▶

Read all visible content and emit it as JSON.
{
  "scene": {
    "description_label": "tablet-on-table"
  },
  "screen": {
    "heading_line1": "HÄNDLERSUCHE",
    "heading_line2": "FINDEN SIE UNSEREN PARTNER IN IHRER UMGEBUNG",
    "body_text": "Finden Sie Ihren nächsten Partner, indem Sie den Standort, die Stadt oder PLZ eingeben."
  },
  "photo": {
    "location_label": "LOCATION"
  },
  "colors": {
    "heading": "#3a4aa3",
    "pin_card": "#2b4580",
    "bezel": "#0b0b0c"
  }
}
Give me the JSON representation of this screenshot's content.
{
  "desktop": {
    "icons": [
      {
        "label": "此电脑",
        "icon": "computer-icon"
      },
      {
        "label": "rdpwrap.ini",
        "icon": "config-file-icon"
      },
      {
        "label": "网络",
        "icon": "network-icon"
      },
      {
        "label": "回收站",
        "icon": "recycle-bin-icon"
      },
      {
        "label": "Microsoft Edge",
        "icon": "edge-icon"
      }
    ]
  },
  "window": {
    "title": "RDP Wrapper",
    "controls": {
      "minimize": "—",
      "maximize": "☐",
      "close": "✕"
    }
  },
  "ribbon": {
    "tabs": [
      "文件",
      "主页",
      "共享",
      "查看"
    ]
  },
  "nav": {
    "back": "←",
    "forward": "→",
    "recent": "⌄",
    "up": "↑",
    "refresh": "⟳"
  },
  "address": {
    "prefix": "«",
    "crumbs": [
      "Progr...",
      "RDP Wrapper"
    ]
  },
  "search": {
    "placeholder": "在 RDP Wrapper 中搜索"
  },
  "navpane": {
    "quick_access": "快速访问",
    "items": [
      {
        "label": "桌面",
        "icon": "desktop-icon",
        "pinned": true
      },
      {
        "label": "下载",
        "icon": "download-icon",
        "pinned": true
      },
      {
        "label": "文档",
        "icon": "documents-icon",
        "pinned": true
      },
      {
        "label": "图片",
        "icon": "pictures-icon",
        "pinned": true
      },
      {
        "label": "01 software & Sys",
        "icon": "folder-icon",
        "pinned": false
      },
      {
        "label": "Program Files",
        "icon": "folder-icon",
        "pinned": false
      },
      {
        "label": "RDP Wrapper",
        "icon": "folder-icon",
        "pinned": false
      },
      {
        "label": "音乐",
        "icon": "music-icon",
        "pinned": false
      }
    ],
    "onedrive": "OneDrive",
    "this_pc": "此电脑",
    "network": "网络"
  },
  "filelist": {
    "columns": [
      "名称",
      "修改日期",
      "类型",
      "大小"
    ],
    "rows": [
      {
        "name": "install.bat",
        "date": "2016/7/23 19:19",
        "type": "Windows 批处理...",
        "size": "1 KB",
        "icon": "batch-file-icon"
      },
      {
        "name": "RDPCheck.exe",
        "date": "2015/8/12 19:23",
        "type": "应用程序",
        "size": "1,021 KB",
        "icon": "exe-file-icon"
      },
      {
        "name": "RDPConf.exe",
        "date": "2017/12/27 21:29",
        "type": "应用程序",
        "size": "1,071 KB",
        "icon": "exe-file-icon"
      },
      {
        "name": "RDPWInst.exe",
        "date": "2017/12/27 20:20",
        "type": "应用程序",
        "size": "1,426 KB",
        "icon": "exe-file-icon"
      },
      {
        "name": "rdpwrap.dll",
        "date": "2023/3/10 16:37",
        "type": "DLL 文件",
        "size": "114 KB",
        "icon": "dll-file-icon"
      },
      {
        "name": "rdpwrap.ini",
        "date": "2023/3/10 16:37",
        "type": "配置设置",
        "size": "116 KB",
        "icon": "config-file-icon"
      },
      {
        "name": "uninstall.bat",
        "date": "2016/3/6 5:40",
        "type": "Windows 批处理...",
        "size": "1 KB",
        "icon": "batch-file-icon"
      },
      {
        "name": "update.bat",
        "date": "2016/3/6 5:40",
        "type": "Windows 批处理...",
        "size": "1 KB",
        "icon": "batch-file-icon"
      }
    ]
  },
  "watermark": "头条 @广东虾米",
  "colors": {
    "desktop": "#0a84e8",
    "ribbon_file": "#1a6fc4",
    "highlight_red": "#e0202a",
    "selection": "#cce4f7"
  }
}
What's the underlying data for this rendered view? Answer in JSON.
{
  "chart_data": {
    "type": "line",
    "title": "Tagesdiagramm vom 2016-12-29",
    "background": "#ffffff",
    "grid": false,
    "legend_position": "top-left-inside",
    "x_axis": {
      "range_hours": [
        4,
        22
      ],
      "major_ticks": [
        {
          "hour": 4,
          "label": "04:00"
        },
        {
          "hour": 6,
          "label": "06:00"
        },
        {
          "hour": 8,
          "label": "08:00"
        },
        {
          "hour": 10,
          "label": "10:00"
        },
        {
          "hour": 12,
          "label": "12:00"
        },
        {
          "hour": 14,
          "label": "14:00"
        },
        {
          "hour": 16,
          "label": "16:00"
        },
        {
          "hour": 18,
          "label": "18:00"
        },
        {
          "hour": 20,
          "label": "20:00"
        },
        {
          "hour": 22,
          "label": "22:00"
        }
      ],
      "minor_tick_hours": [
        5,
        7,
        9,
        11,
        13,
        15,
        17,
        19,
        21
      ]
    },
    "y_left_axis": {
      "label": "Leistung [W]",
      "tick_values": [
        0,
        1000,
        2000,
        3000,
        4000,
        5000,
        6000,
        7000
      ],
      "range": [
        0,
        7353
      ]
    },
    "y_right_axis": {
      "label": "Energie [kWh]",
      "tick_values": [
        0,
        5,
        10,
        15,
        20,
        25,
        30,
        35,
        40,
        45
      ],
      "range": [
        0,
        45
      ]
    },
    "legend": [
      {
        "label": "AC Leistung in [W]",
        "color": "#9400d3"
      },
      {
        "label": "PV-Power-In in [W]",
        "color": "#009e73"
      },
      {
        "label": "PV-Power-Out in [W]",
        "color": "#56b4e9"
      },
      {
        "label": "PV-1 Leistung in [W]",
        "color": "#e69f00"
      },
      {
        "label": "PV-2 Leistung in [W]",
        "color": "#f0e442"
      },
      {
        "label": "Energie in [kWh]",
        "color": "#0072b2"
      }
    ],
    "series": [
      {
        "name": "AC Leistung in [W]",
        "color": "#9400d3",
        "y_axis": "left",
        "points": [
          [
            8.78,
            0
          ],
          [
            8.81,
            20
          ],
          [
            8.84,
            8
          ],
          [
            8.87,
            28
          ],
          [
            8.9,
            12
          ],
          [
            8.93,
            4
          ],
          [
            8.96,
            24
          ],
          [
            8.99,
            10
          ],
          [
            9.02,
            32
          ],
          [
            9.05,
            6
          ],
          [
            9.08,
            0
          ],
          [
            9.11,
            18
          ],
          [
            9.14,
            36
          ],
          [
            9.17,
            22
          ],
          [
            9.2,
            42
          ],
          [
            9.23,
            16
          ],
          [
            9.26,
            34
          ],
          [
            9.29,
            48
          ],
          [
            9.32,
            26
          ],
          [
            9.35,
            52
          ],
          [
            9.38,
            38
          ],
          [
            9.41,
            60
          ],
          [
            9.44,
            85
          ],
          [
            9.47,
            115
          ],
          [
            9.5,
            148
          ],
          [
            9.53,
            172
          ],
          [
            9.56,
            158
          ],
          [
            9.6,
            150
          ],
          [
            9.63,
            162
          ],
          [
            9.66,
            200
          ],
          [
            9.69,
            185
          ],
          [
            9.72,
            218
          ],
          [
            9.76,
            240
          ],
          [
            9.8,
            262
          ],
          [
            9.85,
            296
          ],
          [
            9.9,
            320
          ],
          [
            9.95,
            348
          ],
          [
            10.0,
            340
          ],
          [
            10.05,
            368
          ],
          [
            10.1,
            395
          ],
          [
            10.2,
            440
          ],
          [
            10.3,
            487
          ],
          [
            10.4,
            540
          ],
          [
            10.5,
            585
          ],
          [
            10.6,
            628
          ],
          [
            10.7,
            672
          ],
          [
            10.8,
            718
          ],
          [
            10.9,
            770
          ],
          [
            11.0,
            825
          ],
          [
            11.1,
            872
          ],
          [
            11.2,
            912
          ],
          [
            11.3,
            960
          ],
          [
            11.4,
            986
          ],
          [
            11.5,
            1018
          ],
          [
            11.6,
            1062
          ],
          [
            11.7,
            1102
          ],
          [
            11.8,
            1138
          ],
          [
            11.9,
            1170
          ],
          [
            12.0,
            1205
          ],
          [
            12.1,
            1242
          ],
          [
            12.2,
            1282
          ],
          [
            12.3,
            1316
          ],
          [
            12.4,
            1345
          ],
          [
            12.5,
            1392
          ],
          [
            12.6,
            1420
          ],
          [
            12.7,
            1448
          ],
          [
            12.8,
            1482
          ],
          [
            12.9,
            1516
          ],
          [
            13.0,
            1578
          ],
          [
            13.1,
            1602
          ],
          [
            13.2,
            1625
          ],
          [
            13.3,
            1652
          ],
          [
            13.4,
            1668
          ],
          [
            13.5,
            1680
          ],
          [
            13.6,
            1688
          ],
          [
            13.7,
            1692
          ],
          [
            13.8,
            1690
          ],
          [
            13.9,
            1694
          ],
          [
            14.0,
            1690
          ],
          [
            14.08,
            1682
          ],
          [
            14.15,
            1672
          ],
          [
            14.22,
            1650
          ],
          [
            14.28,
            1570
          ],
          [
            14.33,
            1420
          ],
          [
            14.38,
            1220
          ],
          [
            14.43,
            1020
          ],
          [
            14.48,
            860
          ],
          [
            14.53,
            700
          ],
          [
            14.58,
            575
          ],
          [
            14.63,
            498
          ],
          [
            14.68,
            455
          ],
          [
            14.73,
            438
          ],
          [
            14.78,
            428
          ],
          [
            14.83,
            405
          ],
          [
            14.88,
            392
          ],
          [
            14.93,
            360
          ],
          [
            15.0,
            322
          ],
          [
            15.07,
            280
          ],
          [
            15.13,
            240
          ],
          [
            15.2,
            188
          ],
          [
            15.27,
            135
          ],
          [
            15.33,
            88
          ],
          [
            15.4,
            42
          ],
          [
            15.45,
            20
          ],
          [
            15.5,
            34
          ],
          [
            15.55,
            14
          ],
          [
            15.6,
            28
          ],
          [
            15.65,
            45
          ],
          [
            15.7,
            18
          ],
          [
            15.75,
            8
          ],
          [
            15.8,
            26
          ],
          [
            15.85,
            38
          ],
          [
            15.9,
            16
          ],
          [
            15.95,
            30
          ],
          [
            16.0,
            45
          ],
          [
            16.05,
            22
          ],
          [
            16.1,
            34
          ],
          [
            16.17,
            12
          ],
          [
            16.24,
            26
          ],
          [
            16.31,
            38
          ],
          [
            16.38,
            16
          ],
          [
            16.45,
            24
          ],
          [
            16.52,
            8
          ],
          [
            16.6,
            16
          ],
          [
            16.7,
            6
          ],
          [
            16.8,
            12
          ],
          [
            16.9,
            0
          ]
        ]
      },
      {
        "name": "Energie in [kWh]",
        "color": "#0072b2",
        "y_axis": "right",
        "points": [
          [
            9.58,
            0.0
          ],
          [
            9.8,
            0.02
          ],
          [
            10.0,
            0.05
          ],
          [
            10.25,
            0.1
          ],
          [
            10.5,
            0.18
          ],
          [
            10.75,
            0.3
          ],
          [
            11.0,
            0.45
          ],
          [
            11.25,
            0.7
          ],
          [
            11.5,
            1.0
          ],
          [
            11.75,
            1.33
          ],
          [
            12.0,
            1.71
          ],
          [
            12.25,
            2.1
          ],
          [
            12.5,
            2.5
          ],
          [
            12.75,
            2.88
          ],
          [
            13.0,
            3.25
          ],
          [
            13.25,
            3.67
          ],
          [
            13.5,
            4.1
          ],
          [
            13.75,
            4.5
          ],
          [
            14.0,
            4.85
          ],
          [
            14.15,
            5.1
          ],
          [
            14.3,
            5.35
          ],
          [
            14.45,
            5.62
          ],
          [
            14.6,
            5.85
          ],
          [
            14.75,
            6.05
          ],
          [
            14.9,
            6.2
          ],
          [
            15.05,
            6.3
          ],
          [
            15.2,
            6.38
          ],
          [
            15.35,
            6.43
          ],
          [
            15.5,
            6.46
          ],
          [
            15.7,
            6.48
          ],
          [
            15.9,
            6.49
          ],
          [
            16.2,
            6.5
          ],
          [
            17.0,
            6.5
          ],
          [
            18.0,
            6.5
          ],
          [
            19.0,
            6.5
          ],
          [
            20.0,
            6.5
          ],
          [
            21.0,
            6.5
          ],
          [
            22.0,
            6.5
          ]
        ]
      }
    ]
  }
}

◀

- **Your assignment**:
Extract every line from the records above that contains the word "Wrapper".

- **Answer space**:
    "title": "RDP Wrapper",
      "RDP Wrapper"
    "placeholder": "在 RDP Wrapper 中搜索"
        "label": "RDP Wrapper",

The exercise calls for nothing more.